● EXERCISE INSTRUCTIONS: Find and copy each line of the records where the string "screenshot" shows up.

● EXTRACTED MATERIAL:
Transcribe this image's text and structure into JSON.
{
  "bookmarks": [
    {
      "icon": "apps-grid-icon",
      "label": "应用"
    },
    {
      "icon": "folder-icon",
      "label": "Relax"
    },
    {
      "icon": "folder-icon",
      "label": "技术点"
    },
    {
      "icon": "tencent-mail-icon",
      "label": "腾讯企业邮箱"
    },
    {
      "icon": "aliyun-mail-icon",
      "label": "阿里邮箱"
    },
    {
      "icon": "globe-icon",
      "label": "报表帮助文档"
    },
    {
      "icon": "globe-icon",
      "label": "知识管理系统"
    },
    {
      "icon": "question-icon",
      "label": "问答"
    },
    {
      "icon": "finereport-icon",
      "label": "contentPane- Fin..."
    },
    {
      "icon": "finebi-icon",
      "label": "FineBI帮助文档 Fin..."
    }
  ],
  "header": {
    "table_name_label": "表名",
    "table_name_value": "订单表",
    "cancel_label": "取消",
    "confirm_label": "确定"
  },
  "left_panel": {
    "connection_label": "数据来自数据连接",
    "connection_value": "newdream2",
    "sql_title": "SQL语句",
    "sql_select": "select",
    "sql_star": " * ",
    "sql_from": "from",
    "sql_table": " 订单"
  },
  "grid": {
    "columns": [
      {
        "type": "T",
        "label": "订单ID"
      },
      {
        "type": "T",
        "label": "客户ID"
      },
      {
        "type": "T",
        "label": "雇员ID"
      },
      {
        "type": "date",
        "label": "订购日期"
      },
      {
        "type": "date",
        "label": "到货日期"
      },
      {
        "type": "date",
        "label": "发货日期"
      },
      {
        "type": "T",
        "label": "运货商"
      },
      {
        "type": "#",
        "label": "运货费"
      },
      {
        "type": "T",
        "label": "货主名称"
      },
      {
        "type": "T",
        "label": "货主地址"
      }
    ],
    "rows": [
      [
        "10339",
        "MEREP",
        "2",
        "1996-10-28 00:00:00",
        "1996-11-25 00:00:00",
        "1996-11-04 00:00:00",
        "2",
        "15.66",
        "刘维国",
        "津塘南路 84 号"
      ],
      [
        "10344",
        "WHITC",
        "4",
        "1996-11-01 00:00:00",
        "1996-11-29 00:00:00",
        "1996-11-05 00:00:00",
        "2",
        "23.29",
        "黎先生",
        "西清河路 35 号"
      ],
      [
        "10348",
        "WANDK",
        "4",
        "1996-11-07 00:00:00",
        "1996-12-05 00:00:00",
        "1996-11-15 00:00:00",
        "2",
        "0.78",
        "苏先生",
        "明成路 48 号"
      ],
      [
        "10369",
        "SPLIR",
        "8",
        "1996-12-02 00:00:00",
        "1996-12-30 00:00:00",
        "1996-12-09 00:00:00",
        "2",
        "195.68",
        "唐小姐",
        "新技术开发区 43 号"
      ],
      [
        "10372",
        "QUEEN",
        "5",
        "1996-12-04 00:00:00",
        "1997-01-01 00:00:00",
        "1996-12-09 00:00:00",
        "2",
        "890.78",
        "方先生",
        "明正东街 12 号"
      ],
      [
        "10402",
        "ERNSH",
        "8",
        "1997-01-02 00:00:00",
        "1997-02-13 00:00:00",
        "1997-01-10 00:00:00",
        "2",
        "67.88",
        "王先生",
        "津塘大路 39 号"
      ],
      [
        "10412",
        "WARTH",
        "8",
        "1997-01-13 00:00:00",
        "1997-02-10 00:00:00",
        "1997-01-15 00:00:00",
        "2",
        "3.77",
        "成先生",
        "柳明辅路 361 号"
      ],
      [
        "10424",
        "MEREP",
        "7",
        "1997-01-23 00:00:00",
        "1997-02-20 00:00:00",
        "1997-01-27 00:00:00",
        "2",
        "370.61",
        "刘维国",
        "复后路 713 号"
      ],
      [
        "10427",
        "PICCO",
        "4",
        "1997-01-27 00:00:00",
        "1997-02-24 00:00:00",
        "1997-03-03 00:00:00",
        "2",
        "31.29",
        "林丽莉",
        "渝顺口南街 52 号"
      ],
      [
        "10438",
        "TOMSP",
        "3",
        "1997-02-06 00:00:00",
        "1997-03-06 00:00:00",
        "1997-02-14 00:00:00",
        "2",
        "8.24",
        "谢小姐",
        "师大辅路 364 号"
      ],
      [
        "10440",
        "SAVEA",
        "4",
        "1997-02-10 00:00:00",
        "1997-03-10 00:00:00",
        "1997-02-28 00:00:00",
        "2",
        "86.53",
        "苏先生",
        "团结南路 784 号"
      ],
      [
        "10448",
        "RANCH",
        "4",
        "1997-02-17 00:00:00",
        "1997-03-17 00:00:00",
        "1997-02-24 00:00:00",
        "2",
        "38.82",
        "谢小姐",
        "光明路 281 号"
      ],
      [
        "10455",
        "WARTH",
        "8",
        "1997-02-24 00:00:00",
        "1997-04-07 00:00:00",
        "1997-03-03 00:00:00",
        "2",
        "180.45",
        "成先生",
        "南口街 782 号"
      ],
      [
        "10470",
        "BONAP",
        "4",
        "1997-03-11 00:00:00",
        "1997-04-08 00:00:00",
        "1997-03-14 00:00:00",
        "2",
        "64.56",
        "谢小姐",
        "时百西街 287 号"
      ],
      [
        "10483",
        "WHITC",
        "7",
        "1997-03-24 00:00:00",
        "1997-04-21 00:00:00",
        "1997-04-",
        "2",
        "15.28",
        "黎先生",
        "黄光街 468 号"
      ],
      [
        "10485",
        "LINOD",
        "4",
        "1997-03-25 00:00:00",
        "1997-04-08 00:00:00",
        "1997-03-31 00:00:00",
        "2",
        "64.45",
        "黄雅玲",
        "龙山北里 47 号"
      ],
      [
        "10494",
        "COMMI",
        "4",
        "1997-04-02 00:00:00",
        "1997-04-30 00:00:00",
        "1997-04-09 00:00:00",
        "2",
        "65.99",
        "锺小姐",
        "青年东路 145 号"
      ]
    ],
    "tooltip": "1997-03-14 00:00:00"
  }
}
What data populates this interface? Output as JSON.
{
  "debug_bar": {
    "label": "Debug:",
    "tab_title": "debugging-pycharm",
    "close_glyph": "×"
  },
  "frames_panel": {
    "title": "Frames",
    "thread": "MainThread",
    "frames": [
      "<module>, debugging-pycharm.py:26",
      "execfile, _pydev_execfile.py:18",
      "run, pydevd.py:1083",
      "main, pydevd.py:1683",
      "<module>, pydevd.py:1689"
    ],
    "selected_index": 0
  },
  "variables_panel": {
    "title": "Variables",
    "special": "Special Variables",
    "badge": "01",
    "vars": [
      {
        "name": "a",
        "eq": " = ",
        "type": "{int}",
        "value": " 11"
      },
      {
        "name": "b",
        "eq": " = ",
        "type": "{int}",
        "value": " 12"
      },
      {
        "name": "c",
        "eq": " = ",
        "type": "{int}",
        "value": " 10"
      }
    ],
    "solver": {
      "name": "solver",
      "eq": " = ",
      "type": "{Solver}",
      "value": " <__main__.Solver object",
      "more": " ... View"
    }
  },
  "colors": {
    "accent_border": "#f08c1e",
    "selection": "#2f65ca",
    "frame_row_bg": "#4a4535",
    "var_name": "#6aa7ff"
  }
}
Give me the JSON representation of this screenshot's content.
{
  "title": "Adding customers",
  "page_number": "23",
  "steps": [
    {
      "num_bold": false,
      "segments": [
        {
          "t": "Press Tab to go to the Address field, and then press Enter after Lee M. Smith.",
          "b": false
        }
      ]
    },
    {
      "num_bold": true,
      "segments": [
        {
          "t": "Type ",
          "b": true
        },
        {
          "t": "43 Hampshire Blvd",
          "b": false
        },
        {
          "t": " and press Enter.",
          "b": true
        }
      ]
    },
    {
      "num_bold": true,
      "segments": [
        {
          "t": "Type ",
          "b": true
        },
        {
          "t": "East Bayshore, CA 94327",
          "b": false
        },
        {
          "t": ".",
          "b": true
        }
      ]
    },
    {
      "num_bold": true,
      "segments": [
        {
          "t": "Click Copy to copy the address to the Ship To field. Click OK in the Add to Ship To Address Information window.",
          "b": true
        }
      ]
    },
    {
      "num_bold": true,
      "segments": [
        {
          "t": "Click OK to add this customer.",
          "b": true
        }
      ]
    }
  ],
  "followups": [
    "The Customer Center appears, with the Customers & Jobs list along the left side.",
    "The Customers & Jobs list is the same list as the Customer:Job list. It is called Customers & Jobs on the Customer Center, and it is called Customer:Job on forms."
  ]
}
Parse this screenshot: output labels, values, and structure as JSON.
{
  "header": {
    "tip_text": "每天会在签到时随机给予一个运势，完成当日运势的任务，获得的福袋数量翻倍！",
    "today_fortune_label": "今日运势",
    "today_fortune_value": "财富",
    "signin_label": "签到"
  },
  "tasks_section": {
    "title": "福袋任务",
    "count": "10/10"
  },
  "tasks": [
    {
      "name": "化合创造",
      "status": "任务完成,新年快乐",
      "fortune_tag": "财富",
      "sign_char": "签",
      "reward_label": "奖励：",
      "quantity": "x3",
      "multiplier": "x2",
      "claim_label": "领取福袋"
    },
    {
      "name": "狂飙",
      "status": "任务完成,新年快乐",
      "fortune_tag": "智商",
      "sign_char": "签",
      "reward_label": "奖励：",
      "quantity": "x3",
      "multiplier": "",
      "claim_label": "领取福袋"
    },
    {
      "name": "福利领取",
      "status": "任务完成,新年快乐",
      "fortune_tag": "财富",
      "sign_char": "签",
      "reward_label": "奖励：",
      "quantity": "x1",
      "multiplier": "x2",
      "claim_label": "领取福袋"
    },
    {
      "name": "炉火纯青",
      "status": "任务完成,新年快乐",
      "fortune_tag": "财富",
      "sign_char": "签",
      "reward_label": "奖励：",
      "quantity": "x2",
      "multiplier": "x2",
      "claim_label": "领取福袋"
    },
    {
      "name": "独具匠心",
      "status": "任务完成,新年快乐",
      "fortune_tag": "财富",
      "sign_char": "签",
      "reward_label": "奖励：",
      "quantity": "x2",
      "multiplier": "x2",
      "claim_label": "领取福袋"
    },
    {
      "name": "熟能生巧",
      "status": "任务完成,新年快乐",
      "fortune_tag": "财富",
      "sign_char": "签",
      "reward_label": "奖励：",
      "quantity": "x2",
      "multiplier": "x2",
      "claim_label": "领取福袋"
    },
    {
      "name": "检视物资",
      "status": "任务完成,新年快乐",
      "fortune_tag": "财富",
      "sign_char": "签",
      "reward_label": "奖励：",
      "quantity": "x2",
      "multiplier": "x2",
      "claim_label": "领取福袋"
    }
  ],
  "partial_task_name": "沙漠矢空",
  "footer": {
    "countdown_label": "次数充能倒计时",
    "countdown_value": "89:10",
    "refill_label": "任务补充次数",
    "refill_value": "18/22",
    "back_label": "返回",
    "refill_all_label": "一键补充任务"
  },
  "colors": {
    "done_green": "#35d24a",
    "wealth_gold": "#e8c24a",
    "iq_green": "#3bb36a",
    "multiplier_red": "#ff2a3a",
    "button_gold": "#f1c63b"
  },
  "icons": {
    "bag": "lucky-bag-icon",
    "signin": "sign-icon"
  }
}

● RESULT OF THE TASK:
Give me the JSON representation of this screenshot's content.
Parse this screenshot: output labels, values, and structure as JSON.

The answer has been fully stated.